_WHAT THIS TASK INVOLVES_. Please write the following entries out once more, exactly.

_INFORMATION GIVEN_.
# # #

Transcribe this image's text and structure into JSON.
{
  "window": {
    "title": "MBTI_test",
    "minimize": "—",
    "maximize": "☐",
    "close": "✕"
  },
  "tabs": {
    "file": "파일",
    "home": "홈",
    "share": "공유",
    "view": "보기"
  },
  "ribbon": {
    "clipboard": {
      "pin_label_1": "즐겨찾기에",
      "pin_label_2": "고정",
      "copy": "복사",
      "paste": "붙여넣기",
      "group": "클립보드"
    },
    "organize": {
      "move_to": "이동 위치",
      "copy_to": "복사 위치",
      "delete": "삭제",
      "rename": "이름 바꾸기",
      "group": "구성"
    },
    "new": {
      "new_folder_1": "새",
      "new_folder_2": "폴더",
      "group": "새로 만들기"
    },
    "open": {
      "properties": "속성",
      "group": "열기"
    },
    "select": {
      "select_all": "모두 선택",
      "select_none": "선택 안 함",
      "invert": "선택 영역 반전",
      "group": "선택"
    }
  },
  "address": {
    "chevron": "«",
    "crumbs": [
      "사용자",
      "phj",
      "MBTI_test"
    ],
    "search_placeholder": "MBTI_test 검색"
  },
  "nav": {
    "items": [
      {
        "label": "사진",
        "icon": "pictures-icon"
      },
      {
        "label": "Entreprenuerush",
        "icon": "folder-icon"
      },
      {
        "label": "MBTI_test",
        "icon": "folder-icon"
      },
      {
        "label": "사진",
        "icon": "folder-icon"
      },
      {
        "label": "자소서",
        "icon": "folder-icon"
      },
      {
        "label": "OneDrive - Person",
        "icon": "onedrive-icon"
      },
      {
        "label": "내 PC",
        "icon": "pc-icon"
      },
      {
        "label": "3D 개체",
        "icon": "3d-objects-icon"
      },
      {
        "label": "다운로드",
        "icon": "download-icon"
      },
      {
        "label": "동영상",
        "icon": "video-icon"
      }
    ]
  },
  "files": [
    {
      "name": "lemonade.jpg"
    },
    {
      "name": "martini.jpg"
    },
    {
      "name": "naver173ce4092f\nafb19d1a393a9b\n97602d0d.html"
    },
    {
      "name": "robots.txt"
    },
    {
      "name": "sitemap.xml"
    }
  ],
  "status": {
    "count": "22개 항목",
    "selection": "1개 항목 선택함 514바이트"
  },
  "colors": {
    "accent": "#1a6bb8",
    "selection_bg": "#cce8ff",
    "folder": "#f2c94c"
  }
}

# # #

_RESPONSE TO THIS EXERCISE_.
Transcribe this image's text and structure into JSON.
{
  "window": {
    "title": "MBTI_test",
    "minimize": "—",
    "maximize": "☐",
    "close": "✕"
  },
  "tabs": {
    "file": "파일",
    "home": "홈",
    "share": "공유",
    "view": "보기"
  },
  "ribbon": {
    "clipboard": {
      "pin_label_1": "즐겨찾기에",
      "pin_label_2": "고정",
      "copy": "복사",
      "paste": "붙여넣기",
      "group": "클립보드"
    },
    "organize": {
      "move_to": "이동 위치",
      "copy_to": "복사 위치",
      "delete": "삭제",
      "rename": "이름 바꾸기",
      "group": "구성"
    },
    "new": {
      "new_folder_1": "새",
      "new_folder_2": "폴더",
      "group": "새로 만들기"
    },
    "open": {
      "properties": "속성",
      "group": "열기"
    },
    "select": {
      "select_all": "모두 선택",
      "select_none": "선택 안 함",
      "invert": "선택 영역 반전",
      "group": "선택"
    }
  },
  "address": {
    "chevron": "«",
    "crumbs": [
      "사용자",
      "phj",
      "MBTI_test"
    ],
    "search_placeholder": "MBTI_test 검색"
  },
  "nav": {
    "items": [
      {
        "label": "사진",
        "icon": "pictures-icon"
      },
      {
        "label": "Entreprenuerush",
        "icon": "folder-icon"
      },
      {
        "label": "MBTI_test",
        "icon": "folder-icon"
      },
      {
        "label": "사진",
        "icon": "folder-icon"
      },
      {
        "label": "자소서",
        "icon": "folder-icon"
      },
      {
        "label": "OneDrive - Person",
        "icon": "onedrive-icon"
      },
      {
        "label": "내 PC",
        "icon": "pc-icon"
      },
      {
        "label": "3D 개체",
        "icon": "3d-objects-icon"
      },
      {
        "label": "다운로드",
        "icon": "download-icon"
      },
      {
        "label": "동영상",
        "icon": "video-icon"
      }
    ]
  },
  "files": [
    {
      "name": "lemonade.jpg"
    },
    {
      "name": "martini.jpg"
    },
    {
      "name": "naver173ce4092f\nafb19d1a393a9b\n97602d0d.html"
    },
    {
      "name": "robots.txt"
    },
    {
      "name": "sitemap.xml"
    }
  ],
  "status": {
    "count": "22개 항목",
    "selection": "1개 항목 선택함 514바이트"
  },
  "colors": {
    "accent": "#1a6bb8",
    "selection_bg": "#cce8ff",
    "folder": "#f2c94c"
  }
}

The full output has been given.